At the same time, Facebook has run into controversy over the challenges of fake news and the use of algorithms which end up amplifying the polarisation of society. For Facebook to call itself a platform and not media is an abdication from responsibility, says Scott.
“Google is a modern man’s God. It’s a source of knowledge – ever present, aware of our deepest secrets,” says Scott. Unlike traditional advisors to royalty, Google offers knowledge to everyone, despite background or educational level.
“The trust we place in Google is un-rivalled,” says Scott, thanks to its separation of organic and paid results. This bond of trust makes Google the most influential of the GAFA companies, Scott opines.

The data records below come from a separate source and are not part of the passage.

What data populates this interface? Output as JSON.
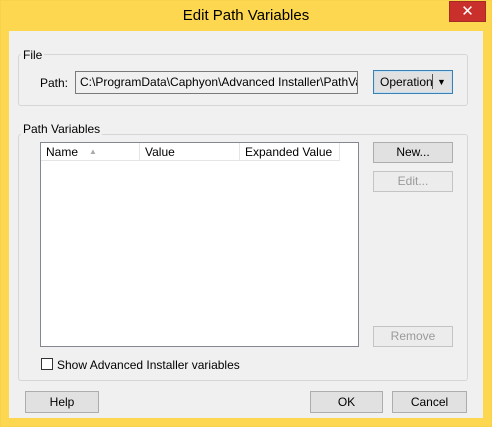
{
  "window": {
    "title": "Edit Path Variables",
    "close_glyph": "✕"
  },
  "file_group": {
    "label": "File",
    "path_label": "Path:",
    "path_value": "C:\\ProgramData\\Caphyon\\Advanced Installer\\PathVariab",
    "operation_label": "Operation",
    "dropdown_glyph": "▼"
  },
  "path_group": {
    "label": "Path Variables",
    "columns": [
      "Name",
      "Value",
      "Expanded Value"
    ],
    "sort_glyph": "▲",
    "new_label": "New...",
    "edit_label": "Edit...",
    "remove_label": "Remove",
    "show_checkbox_label": "Show Advanced Installer variables"
  },
  "footer": {
    "help_label": "Help",
    "ok_label": "OK",
    "cancel_label": "Cancel"
  }
}
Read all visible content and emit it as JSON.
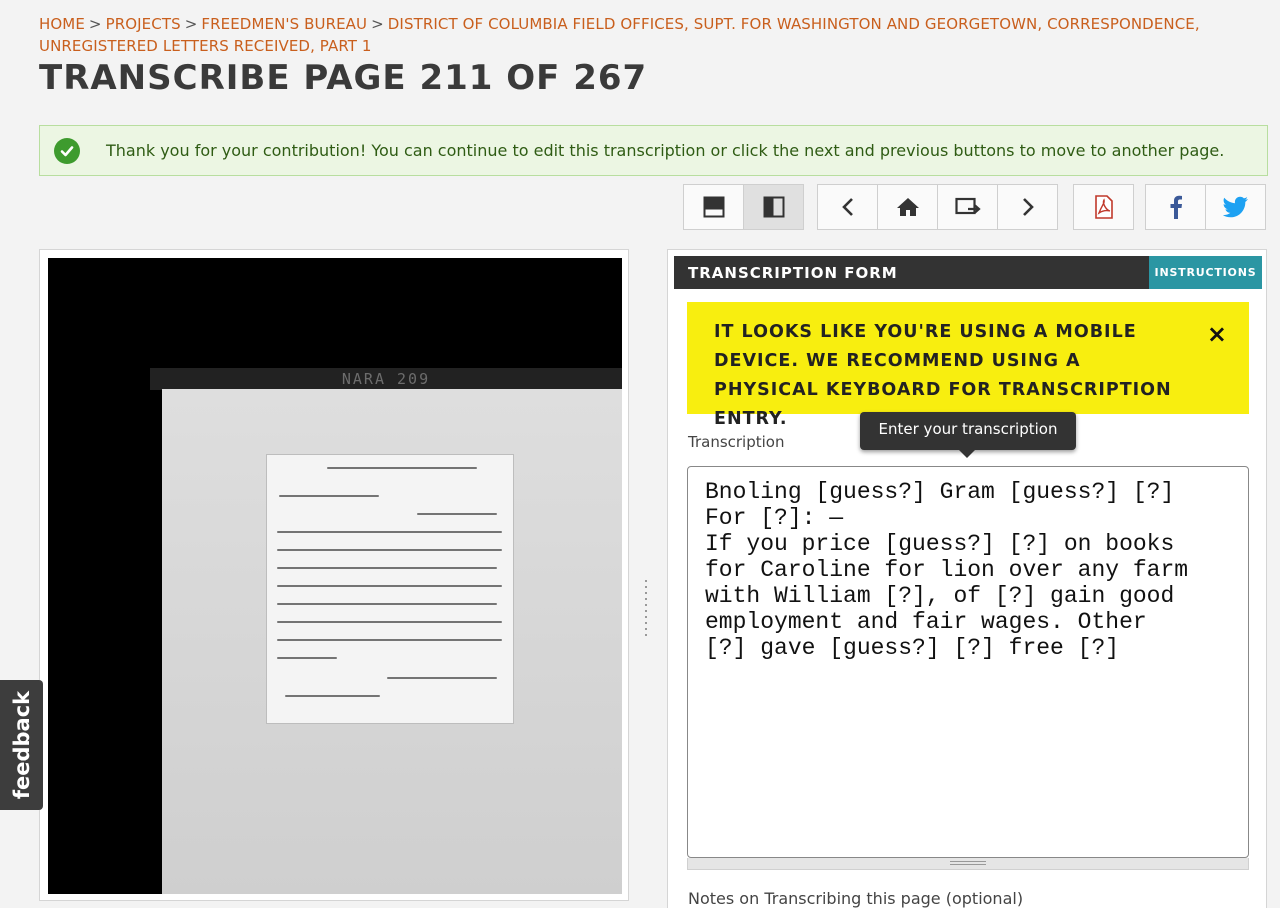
{
  "breadcrumb": {
    "items": [
      "HOME",
      "PROJECTS",
      "FREEDMEN'S BUREAU",
      "DISTRICT OF COLUMBIA FIELD OFFICES, SUPT. FOR WASHINGTON AND GEORGETOWN, CORRESPONDENCE,"
    ],
    "continuation": "UNREGISTERED LETTERS RECEIVED, PART 1",
    "separator": ">"
  },
  "page_title": "TRANSCRIBE PAGE 211 OF 267",
  "alert": {
    "message": "Thank you for your contribution! You can continue to edit this transcription or click the next and previous buttons to move to another page.",
    "icon": "check-circle-icon",
    "color": "#3e9b2e"
  },
  "toolbar": {
    "buttons": [
      "layout-horizontal-icon",
      "layout-vertical-icon",
      "previous-icon",
      "home-icon",
      "switch-icon",
      "next-icon",
      "pdf-icon",
      "facebook-icon",
      "twitter-icon"
    ]
  },
  "viewer": {
    "scan_strip_text": "NARA 209"
  },
  "form": {
    "header": "TRANSCRIPTION FORM",
    "instructions_label": "INSTRUCTIONS",
    "mobile_warning": "IT LOOKS LIKE YOU'RE USING A MOBILE DEVICE. WE RECOMMEND USING A PHYSICAL KEYBOARD FOR TRANSCRIPTION ENTRY.",
    "close_label": "×",
    "tooltip": "Enter your transcription",
    "transcription_label": "Transcription",
    "transcription_value": "Bnoling [guess?] Gram [guess?] [?]\nFor [?]: —\nIf you price [guess?] [?] on books\nfor Caroline for lion over any farm\nwith William [?], of [?] gain good\nemployment and fair wages. Other\n[?] gave [guess?] [?] free [?]",
    "notes_label": "Notes on Transcribing this page (optional)"
  },
  "feedback_label": "feedback",
  "colors": {
    "link": "#c95f1d",
    "header_bg": "#333333",
    "instructions_bg": "#2b96a3",
    "warning_bg": "#f8ee0f",
    "alert_bg": "#ecf6e3"
  }
}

Its knowledge of consumer intentions and decision makes this search and ad giant the “executioner of traditional brands and media.” Facebook and Google focus largely on commercial gains of media and are challenging the world of journalism.

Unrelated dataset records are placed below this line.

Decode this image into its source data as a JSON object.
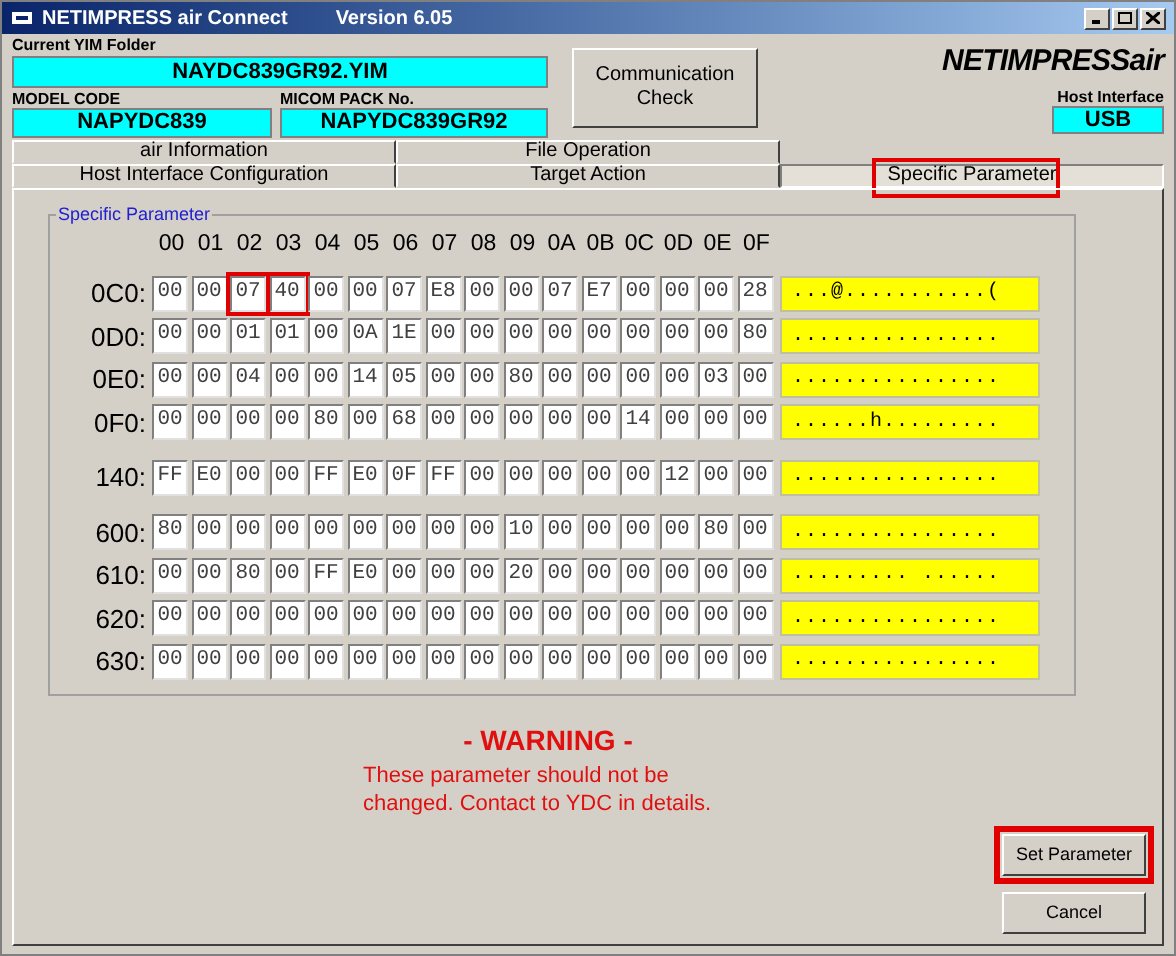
{
  "window": {
    "title": "NETIMPRESS air Connect",
    "version": "Version 6.05"
  },
  "header": {
    "yim_folder_label": "Current YIM Folder",
    "yim_folder": "NAYDC839GR92.YIM",
    "model_code_label": "MODEL CODE",
    "model_code": "NAPYDC839",
    "micom_pack_label": "MICOM PACK No.",
    "micom_pack": "NAPYDC839GR92",
    "comm_button": "Communication Check",
    "logo": "NETIMPRESS",
    "logo_suffix": "air",
    "host_interface_label": "Host Interface",
    "host_interface": "USB"
  },
  "tab_rows": [
    {
      "tabs": [
        {
          "label": "air Information",
          "selected": false,
          "highlighted": false
        },
        {
          "label": "File Operation",
          "selected": false,
          "highlighted": false
        }
      ]
    },
    {
      "tabs": [
        {
          "label": "Host Interface Configuration",
          "selected": false,
          "highlighted": false
        },
        {
          "label": "Target Action",
          "selected": false,
          "highlighted": false
        },
        {
          "label": "Specific Parameter",
          "selected": true,
          "highlighted": true
        }
      ]
    }
  ],
  "group": {
    "title": "Specific Parameter",
    "columns": [
      "00",
      "01",
      "02",
      "03",
      "04",
      "05",
      "06",
      "07",
      "08",
      "09",
      "0A",
      "0B",
      "0C",
      "0D",
      "0E",
      "0F"
    ],
    "blocks": [
      {
        "rows": [
          {
            "address": "0C0:",
            "ascii": "...@...........(",
            "cells": [
              {
                "v": "00",
                "hl": false
              },
              {
                "v": "00",
                "hl": false
              },
              {
                "v": "07",
                "hl": true
              },
              {
                "v": "40",
                "hl": true
              },
              {
                "v": "00",
                "hl": false
              },
              {
                "v": "00",
                "hl": false
              },
              {
                "v": "07",
                "hl": false
              },
              {
                "v": "E8",
                "hl": false
              },
              {
                "v": "00",
                "hl": false
              },
              {
                "v": "00",
                "hl": false
              },
              {
                "v": "07",
                "hl": false
              },
              {
                "v": "E7",
                "hl": false
              },
              {
                "v": "00",
                "hl": false
              },
              {
                "v": "00",
                "hl": false
              },
              {
                "v": "00",
                "hl": false
              },
              {
                "v": "28",
                "hl": false
              }
            ]
          },
          {
            "address": "0D0:",
            "ascii": "................",
            "cells": [
              {
                "v": "00",
                "hl": false
              },
              {
                "v": "00",
                "hl": false
              },
              {
                "v": "01",
                "hl": false
              },
              {
                "v": "01",
                "hl": false
              },
              {
                "v": "00",
                "hl": false
              },
              {
                "v": "0A",
                "hl": false
              },
              {
                "v": "1E",
                "hl": false
              },
              {
                "v": "00",
                "hl": false
              },
              {
                "v": "00",
                "hl": false
              },
              {
                "v": "00",
                "hl": false
              },
              {
                "v": "00",
                "hl": false
              },
              {
                "v": "00",
                "hl": false
              },
              {
                "v": "00",
                "hl": false
              },
              {
                "v": "00",
                "hl": false
              },
              {
                "v": "00",
                "hl": false
              },
              {
                "v": "80",
                "hl": false
              }
            ]
          },
          {
            "address": "0E0:",
            "ascii": "................",
            "cells": [
              {
                "v": "00",
                "hl": false
              },
              {
                "v": "00",
                "hl": false
              },
              {
                "v": "04",
                "hl": false
              },
              {
                "v": "00",
                "hl": false
              },
              {
                "v": "00",
                "hl": false
              },
              {
                "v": "14",
                "hl": false
              },
              {
                "v": "05",
                "hl": false
              },
              {
                "v": "00",
                "hl": false
              },
              {
                "v": "00",
                "hl": false
              },
              {
                "v": "80",
                "hl": false
              },
              {
                "v": "00",
                "hl": false
              },
              {
                "v": "00",
                "hl": false
              },
              {
                "v": "00",
                "hl": false
              },
              {
                "v": "00",
                "hl": false
              },
              {
                "v": "03",
                "hl": false
              },
              {
                "v": "00",
                "hl": false
              }
            ]
          },
          {
            "address": "0F0:",
            "ascii": "......h.........",
            "cells": [
              {
                "v": "00",
                "hl": false
              },
              {
                "v": "00",
                "hl": false
              },
              {
                "v": "00",
                "hl": false
              },
              {
                "v": "00",
                "hl": false
              },
              {
                "v": "80",
                "hl": false
              },
              {
                "v": "00",
                "hl": false
              },
              {
                "v": "68",
                "hl": false
              },
              {
                "v": "00",
                "hl": false
              },
              {
                "v": "00",
                "hl": false
              },
              {
                "v": "00",
                "hl": false
              },
              {
                "v": "00",
                "hl": false
              },
              {
                "v": "00",
                "hl": false
              },
              {
                "v": "14",
                "hl": false
              },
              {
                "v": "00",
                "hl": false
              },
              {
                "v": "00",
                "hl": false
              },
              {
                "v": "00",
                "hl": false
              }
            ]
          }
        ]
      },
      {
        "rows": [
          {
            "address": "140:",
            "ascii": "................",
            "cells": [
              {
                "v": "FF",
                "hl": false
              },
              {
                "v": "E0",
                "hl": false
              },
              {
                "v": "00",
                "hl": false
              },
              {
                "v": "00",
                "hl": false
              },
              {
                "v": "FF",
                "hl": false
              },
              {
                "v": "E0",
                "hl": false
              },
              {
                "v": "0F",
                "hl": false
              },
              {
                "v": "FF",
                "hl": false
              },
              {
                "v": "00",
                "hl": false
              },
              {
                "v": "00",
                "hl": false
              },
              {
                "v": "00",
                "hl": false
              },
              {
                "v": "00",
                "hl": false
              },
              {
                "v": "00",
                "hl": false
              },
              {
                "v": "12",
                "hl": false
              },
              {
                "v": "00",
                "hl": false
              },
              {
                "v": "00",
                "hl": false
              }
            ]
          }
        ]
      },
      {
        "rows": [
          {
            "address": "600:",
            "ascii": "................",
            "cells": [
              {
                "v": "80",
                "hl": false
              },
              {
                "v": "00",
                "hl": false
              },
              {
                "v": "00",
                "hl": false
              },
              {
                "v": "00",
                "hl": false
              },
              {
                "v": "00",
                "hl": false
              },
              {
                "v": "00",
                "hl": false
              },
              {
                "v": "00",
                "hl": false
              },
              {
                "v": "00",
                "hl": false
              },
              {
                "v": "00",
                "hl": false
              },
              {
                "v": "10",
                "hl": false
              },
              {
                "v": "00",
                "hl": false
              },
              {
                "v": "00",
                "hl": false
              },
              {
                "v": "00",
                "hl": false
              },
              {
                "v": "00",
                "hl": false
              },
              {
                "v": "80",
                "hl": false
              },
              {
                "v": "00",
                "hl": false
              }
            ]
          },
          {
            "address": "610:",
            "ascii": "......... ......",
            "cells": [
              {
                "v": "00",
                "hl": false
              },
              {
                "v": "00",
                "hl": false
              },
              {
                "v": "80",
                "hl": false
              },
              {
                "v": "00",
                "hl": false
              },
              {
                "v": "FF",
                "hl": false
              },
              {
                "v": "E0",
                "hl": false
              },
              {
                "v": "00",
                "hl": false
              },
              {
                "v": "00",
                "hl": false
              },
              {
                "v": "00",
                "hl": false
              },
              {
                "v": "20",
                "hl": false
              },
              {
                "v": "00",
                "hl": false
              },
              {
                "v": "00",
                "hl": false
              },
              {
                "v": "00",
                "hl": false
              },
              {
                "v": "00",
                "hl": false
              },
              {
                "v": "00",
                "hl": false
              },
              {
                "v": "00",
                "hl": false
              }
            ]
          },
          {
            "address": "620:",
            "ascii": "................",
            "cells": [
              {
                "v": "00",
                "hl": false
              },
              {
                "v": "00",
                "hl": false
              },
              {
                "v": "00",
                "hl": false
              },
              {
                "v": "00",
                "hl": false
              },
              {
                "v": "00",
                "hl": false
              },
              {
                "v": "00",
                "hl": false
              },
              {
                "v": "00",
                "hl": false
              },
              {
                "v": "00",
                "hl": false
              },
              {
                "v": "00",
                "hl": false
              },
              {
                "v": "00",
                "hl": false
              },
              {
                "v": "00",
                "hl": false
              },
              {
                "v": "00",
                "hl": false
              },
              {
                "v": "00",
                "hl": false
              },
              {
                "v": "00",
                "hl": false
              },
              {
                "v": "00",
                "hl": false
              },
              {
                "v": "00",
                "hl": false
              }
            ]
          },
          {
            "address": "630:",
            "ascii": "................",
            "cells": [
              {
                "v": "00",
                "hl": false
              },
              {
                "v": "00",
                "hl": false
              },
              {
                "v": "00",
                "hl": false
              },
              {
                "v": "00",
                "hl": false
              },
              {
                "v": "00",
                "hl": false
              },
              {
                "v": "00",
                "hl": false
              },
              {
                "v": "00",
                "hl": false
              },
              {
                "v": "00",
                "hl": false
              },
              {
                "v": "00",
                "hl": false
              },
              {
                "v": "00",
                "hl": false
              },
              {
                "v": "00",
                "hl": false
              },
              {
                "v": "00",
                "hl": false
              },
              {
                "v": "00",
                "hl": false
              },
              {
                "v": "00",
                "hl": false
              },
              {
                "v": "00",
                "hl": false
              },
              {
                "v": "00",
                "hl": false
              }
            ]
          }
        ]
      }
    ]
  },
  "warning": {
    "title": "- WARNING -",
    "message": "These parameter should not be changed. Contact to YDC in details."
  },
  "buttons": [
    {
      "label": "Set Parameter",
      "highlighted": true
    },
    {
      "label": "Cancel",
      "highlighted": false
    }
  ]
}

“Journalism is hard, sometimes dangerous work,” says Scott in defense of the news media. Google has also run into controversy over revenue share with publishers, and anticompetitive practices.
Competitors and contenders
Google is like the brain, Amazon is like acquisitive fingers, Facebook is about emotion, and Apple is about luxury and sex appeal, jokes Scott. So who can take on the Big Four GAFA companies – or will there be place for a fifth giant?
Scott lists eight features which any company must have to be able to attain such dominant status: vertical integration, AI, product differentiation, visionary capital, global reach, likability, talent, and global presence.
Challengers, for example, must be able to match Google’s image of a public good, or Apple as a hip company. “Perception is a company’s reality,” says Scott.
He assesses the worth of some potential global challengers and analyses some reasons for their disqualification: Alibaba (murky governance structure), Tesla (a great green and luxury brand but not big enough yet), Uber (ethical and leadership challenges), Walmart (still in the race), Microsoft/LinkedIn (strong in the enterprise and professional community), and AirBnB (lack of vertical integration).
Living in a GAFA world
So what does it take to succeed in a lopsided world where digital giants are exercising power out of proportion to the size of their workforces? There is a huge gap between good and great, and between good and the rest, cautions Scott.
In addition to domain knowledge, Scott ranks the following key capabilities: emotional intelligence, curiosity, ownership, good college education, certified upskilling, location in a creative urban hub, and professional networking.
“Don’t follow your passion, follow your talent,” advises Scott. Self-reflect on your abilities to manage the differing stages of a company’s growth – startup, growth, maturity and stagnation/stability.
“Highly rational and intelligent people are usually not good entrepreneurs,” says Scott; they are generally risk averse, or may not be good at selling. People who like repeatable processes and can deal with organisational politics are better suited for large firms, where they can scale their skills. (See also my reviews of the books Startup Leadership and Entrepreneurial Strengths Finder.)
In sum, this book is an easy and humorous read, while also raising serious questions about the nature of work in the digital age, clash and convergence of analogue and digital worlds, the meaning of business success, and future directions of the economy.